Part of the problem was that I got side-tracked (main-tracked?) with the McDaniel program. It was wonderful, but incredibly time-consuming. (Seriously–can you imagine what it was like sharing a writing forum with these ladies? I’d come home from work and sit down to read the equivalent of a novella every night before even starting on my homework. There’s practically no limit to how much energy these ladies are willing to put into discussing writing-related topics.) Continue reading
Hi Ya’ll, Kat here! I’m at a day job conference in Tennessee this week (getting in the southern swing for the Texas conference next week). Jeanne E is subbing for me today (thanks Jeanne) and since this isn’t her first rodeo here at 8L I’ll just say, take it away Jeanne!

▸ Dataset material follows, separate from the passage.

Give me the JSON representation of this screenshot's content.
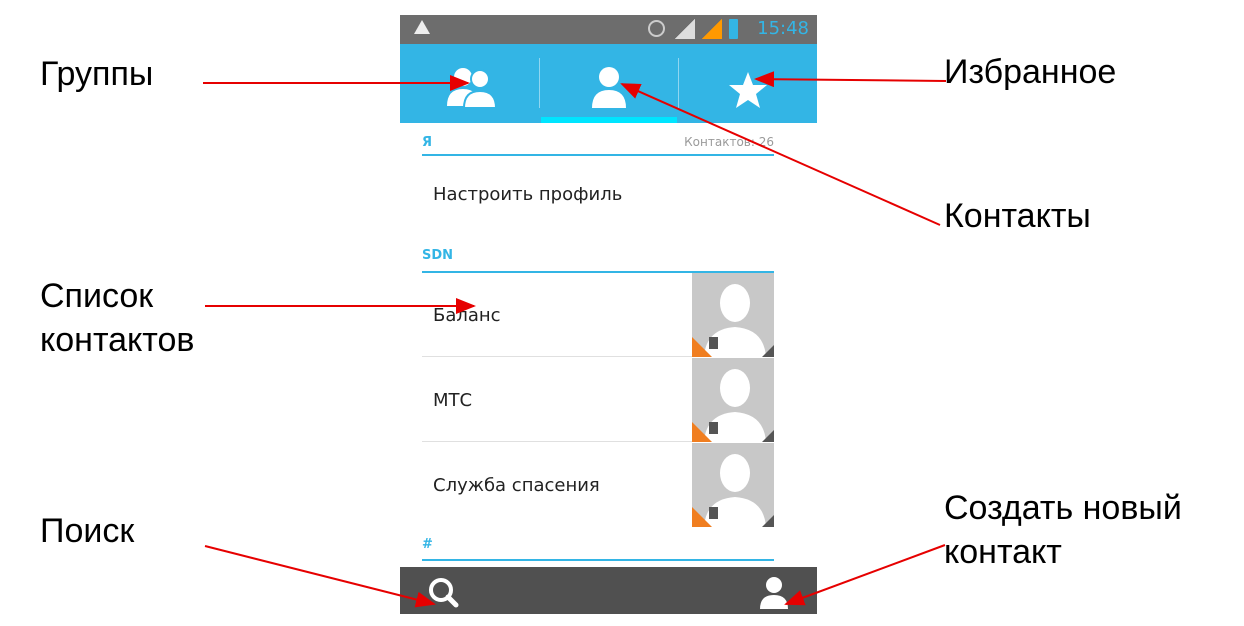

“‘The Fault in Our Stars’ was brutal,” a friend of mine wrote on Facebook recently. “I saw the movie and have no desire to now read the book–couldn’t go through it twice.”
Last year I read that book straight through, cried for two hours and immediately picked it up again. I loved it and couldn’t wait to see the movie.
Why is it that some of us revel in the emotional pain we experience through fiction (and drama and cinema) and some of us find it nearly intolerable?
Studies using functional MRI’s show that the brains of people experiencing vicarious pain light up in the same areas as people experiencing first-hand emotional pain. This suggests that, to our bodies, the grief we experience when a beloved character dies on-screen or in a book feels similar to what we feel when we lose a real loved one.
So if that’s the case, why would anyone sign up for that? It’s not like we don’t each have plenty of opportunities for loss in our daily lives without going in search of more misery. Continue reading
Hi everyone, I’m taking a much-needed post-conference-and-contest break with the family this week, so Jeanne Estridge has graciously agreed to take over today’s post. Thank you Jeanne! I’ll be back next week. –Justine
I recently started teaching a class on Plot and Structure at Words Worth Writing. The first week dealt with the basics:
- Who is your protagonist? What is her goal?
- Who is your antagonist? What is his goal?
How do their goals set them at odds with each other? How do the actions each takes in pursuit of her goal block the other from obtaining hers? Continue reading
Two weeks ago, I threw away the novel that I’ve spent the past two years and half of a graduate program working on. After God knows how many hours of effort, I finally realized that I just wasn’t going to be able to make my protagonist work for me.
In theory, she was ideal for my story. My premise is that God and Satan decide to revisit their ancient wager over free will. As his champion, God chooses a woman who has already lost everything but has remained loyal to him. Satan chooses a demon named Belial, who is everything you’d expect—sizzling hot, fabulously wealthy and lightning smart, with 5,000 years of experience at corrupting human beings.
Yep, that’s right, we’re talking that OLD time religion—like in, pre-Babylonian. Continue reading